You can’t explain to them the reasons behind the activities, but you can think ahead and, at the very least, keep your pets from getting loose.
From the Human Society Website:
“Returning home from a holiday celebration, Sharon Moore and her family discovered feces on their living room floor.
The sliding glass door to their backyard was open, and a hole had been dug under their fence.
The Moores were gone for only four hours, but D.O.G., their 2-year-old, aptly-named white German Shepherd, was gone. Left on her own to face the tumult of fireworks and loud celebrations, she escaped, apparently to seek the familiar—her family—even if she had no idea where to look.
‘From what we can tell, when D.O.G. heard the fireworks she freaked out and pooped on the floor inside—for the first time ever—then she opened the sliding glass door with her paw, and dug a hole outside our fence…. She went searching for us,’ said Moore, of Maitland, Fla.
The Moores’ search for D.O.G. ended when she was found dead alongside a road where she was often walked.
Moore believes that D.O.G., who wasn’t normally scared of thunder or other loud noises, panicked from the cumulative effects of the fireworks, the excited voices outside, and being left alone inside the house.

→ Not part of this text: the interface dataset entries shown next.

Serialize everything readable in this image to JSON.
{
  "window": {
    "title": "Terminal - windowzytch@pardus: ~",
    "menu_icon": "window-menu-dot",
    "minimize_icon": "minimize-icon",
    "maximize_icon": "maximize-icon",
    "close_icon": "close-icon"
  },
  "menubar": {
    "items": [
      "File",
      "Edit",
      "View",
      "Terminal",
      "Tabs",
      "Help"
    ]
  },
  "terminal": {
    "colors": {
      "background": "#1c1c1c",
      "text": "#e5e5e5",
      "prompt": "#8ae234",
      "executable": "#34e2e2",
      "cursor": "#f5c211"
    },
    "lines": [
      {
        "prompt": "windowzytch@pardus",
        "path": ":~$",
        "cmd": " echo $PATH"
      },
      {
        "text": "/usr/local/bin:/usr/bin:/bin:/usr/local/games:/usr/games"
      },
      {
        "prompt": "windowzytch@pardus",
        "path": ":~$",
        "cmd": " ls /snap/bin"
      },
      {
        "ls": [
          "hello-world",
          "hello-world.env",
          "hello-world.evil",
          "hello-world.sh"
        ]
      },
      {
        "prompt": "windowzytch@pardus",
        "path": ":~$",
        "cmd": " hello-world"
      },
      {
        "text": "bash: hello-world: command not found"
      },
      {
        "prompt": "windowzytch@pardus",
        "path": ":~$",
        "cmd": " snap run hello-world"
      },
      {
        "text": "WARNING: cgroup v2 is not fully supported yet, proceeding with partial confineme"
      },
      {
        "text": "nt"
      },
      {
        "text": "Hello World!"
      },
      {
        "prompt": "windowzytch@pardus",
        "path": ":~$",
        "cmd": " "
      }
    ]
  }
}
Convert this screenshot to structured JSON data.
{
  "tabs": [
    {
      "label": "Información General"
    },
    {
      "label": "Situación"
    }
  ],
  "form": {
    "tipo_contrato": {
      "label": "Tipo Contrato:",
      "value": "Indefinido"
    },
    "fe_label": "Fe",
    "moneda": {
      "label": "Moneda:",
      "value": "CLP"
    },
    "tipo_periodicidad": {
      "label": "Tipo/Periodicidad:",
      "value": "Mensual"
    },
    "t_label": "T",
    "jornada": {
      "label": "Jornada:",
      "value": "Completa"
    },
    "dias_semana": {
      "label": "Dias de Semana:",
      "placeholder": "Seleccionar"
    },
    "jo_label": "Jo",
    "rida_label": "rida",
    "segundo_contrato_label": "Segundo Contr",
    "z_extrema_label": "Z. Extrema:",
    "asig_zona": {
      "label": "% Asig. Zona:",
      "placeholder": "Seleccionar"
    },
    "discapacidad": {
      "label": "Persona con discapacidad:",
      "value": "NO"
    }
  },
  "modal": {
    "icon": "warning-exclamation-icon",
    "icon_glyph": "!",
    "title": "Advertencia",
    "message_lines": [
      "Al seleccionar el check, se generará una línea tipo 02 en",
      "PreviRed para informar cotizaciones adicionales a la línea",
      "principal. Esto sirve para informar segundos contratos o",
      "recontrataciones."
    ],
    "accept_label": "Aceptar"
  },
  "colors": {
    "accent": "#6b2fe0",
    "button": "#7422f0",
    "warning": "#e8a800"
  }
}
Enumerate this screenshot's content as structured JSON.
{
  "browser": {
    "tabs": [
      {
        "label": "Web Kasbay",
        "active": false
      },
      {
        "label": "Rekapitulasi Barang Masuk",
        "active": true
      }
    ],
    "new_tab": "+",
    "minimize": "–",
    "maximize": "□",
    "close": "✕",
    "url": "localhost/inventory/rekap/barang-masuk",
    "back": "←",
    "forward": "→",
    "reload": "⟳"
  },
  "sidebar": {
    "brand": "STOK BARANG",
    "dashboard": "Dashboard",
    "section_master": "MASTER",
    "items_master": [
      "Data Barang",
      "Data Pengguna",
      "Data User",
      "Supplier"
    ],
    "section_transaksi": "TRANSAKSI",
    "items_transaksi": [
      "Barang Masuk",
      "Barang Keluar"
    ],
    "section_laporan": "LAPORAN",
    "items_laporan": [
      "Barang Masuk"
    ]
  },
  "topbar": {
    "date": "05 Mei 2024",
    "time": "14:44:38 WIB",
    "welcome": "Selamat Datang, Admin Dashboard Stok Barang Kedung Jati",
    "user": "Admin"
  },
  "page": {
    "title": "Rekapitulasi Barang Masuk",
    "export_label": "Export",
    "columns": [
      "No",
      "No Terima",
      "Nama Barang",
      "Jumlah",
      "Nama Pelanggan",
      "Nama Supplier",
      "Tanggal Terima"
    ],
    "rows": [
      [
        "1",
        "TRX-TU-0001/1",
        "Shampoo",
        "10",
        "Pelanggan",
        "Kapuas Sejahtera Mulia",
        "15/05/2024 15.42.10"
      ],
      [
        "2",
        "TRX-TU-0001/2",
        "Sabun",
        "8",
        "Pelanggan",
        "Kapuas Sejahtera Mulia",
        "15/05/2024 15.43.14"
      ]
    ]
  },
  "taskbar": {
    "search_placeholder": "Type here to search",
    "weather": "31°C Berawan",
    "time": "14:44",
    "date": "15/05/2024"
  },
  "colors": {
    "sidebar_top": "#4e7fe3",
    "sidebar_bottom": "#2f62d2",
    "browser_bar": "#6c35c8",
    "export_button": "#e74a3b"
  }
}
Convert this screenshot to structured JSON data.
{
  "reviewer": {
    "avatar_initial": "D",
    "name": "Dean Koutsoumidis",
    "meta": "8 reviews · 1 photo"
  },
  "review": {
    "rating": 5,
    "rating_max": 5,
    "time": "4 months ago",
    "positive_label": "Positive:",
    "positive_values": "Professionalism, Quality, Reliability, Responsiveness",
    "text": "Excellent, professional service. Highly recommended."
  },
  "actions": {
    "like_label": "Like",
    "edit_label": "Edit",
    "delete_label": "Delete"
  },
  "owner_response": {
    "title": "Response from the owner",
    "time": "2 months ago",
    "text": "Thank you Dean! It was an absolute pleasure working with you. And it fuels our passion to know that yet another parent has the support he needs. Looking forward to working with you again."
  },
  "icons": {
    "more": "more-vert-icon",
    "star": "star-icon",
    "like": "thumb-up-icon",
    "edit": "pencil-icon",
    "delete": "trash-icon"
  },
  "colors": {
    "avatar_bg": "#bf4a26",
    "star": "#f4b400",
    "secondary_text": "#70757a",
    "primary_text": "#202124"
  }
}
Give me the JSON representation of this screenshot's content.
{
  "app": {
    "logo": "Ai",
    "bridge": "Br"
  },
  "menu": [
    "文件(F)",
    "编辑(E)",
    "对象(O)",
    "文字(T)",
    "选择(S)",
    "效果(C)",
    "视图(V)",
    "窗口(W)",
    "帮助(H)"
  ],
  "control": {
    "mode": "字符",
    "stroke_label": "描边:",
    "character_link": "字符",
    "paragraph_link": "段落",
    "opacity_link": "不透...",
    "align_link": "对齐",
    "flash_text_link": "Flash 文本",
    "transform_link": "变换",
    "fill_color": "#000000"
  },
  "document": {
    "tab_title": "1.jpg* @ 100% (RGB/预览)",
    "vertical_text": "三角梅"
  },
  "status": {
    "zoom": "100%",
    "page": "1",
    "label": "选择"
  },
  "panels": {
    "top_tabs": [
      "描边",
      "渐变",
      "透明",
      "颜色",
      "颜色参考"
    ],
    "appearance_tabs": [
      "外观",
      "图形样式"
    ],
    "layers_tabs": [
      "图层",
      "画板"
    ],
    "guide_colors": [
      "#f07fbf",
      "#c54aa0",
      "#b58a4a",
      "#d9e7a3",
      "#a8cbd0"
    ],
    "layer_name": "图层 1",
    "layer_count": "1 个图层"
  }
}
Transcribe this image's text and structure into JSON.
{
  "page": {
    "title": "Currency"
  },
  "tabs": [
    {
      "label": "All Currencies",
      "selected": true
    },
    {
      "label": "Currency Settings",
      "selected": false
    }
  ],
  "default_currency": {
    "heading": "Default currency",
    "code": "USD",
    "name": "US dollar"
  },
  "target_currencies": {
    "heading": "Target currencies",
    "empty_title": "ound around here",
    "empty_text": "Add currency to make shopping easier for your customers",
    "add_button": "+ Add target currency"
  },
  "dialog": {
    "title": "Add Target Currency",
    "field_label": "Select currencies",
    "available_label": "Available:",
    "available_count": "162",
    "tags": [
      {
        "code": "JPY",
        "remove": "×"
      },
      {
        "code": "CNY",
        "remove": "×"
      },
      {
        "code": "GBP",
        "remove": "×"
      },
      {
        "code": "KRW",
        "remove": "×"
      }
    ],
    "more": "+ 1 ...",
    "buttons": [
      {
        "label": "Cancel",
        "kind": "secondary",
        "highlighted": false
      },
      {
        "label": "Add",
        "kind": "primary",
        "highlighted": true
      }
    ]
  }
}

The Moores’ tragic loss isn’t unique. Pets often become frightened and frantic by the noise and commotion of Independence Day. In fact, animal shelters across the country are accustomed to receiving “July 4th” dogs—dogs who run off during fireworks celebrations and are rescued by animal control officers or good Samaritans who take them to the safety of a local shelter.
Leave Them At Home
Fortunately, preventing pet problems on Independence Day is possible by simply planning ahead and taking some basic precautions.
‘With a little bit of planning and forethought, you can enjoy the excitement of the Fourth of July and know that your animal companion is safe, sound, and enjoying a little peace and quiet,’ said Nancy Peterson, an issues specialist with The Humane Society if the United States.
To protect your pet on the Fourth of July, take these precautions:
- Resist the urge to take your pet to fireworks displays.
- Do not leave your pet in the car. With only hot air to breathe inside a car, your pet can suffer serious health effects—even death—in a few short minutes. Partially opened windows do not provide sufficient air, but they do provide an opportunity for your pet to be stolen.
- Keep your pets indoors at home in a sheltered, quiet area. Some animals can become destructive when frightened, so be sure that you’ve removed any items that your pet could destroy or that would be harmful to your pet if chewed. Leave a television or radio playing at normal volume to keep him company while you’re attending Fourth of July picnics, parades, and other celebrations.
- If you know that your pet is seriously distressed by loud noises like thunder, consult with your veterinarian before July 4th for ways to help alleviate the fear and anxiety he or she will experience during fireworks displays.
- Never leave pets outside unattended, even in a fenced yard or on a chain. In their fear, pets who normally wouldn’t leave the yard may escape and become lost, or become entangled in their chain, risking injury or death.
- Make sure your pets are wearing identification tags so that if they do become lost, they can be returned promptly. Animals found running at-large should be taken to the local animal shelter, where they will have the best chance of being reunited with their owners.
- If you plan to go away for the holiday weekend, read our information on Caring for Pets When You Travel.
If you follow these simple precautions, you and your pet can have a safe and happy Fourth of July.
Updated June 23, 2009.”
Original article (retrieved July 2, 2010): http://www.hsus.org/pets/pet_care/summer_care_tips_for_you_and_your_pets/keep_your_pet_safe_on_july_4th.html
Original Article: http://www.selfhelpmagazine.com/article/insomnia
by Marlene M. Maheu, Ph.D.
About the Author:
Revised 8/31/09 by Marlene M. Maheu, Ph.D.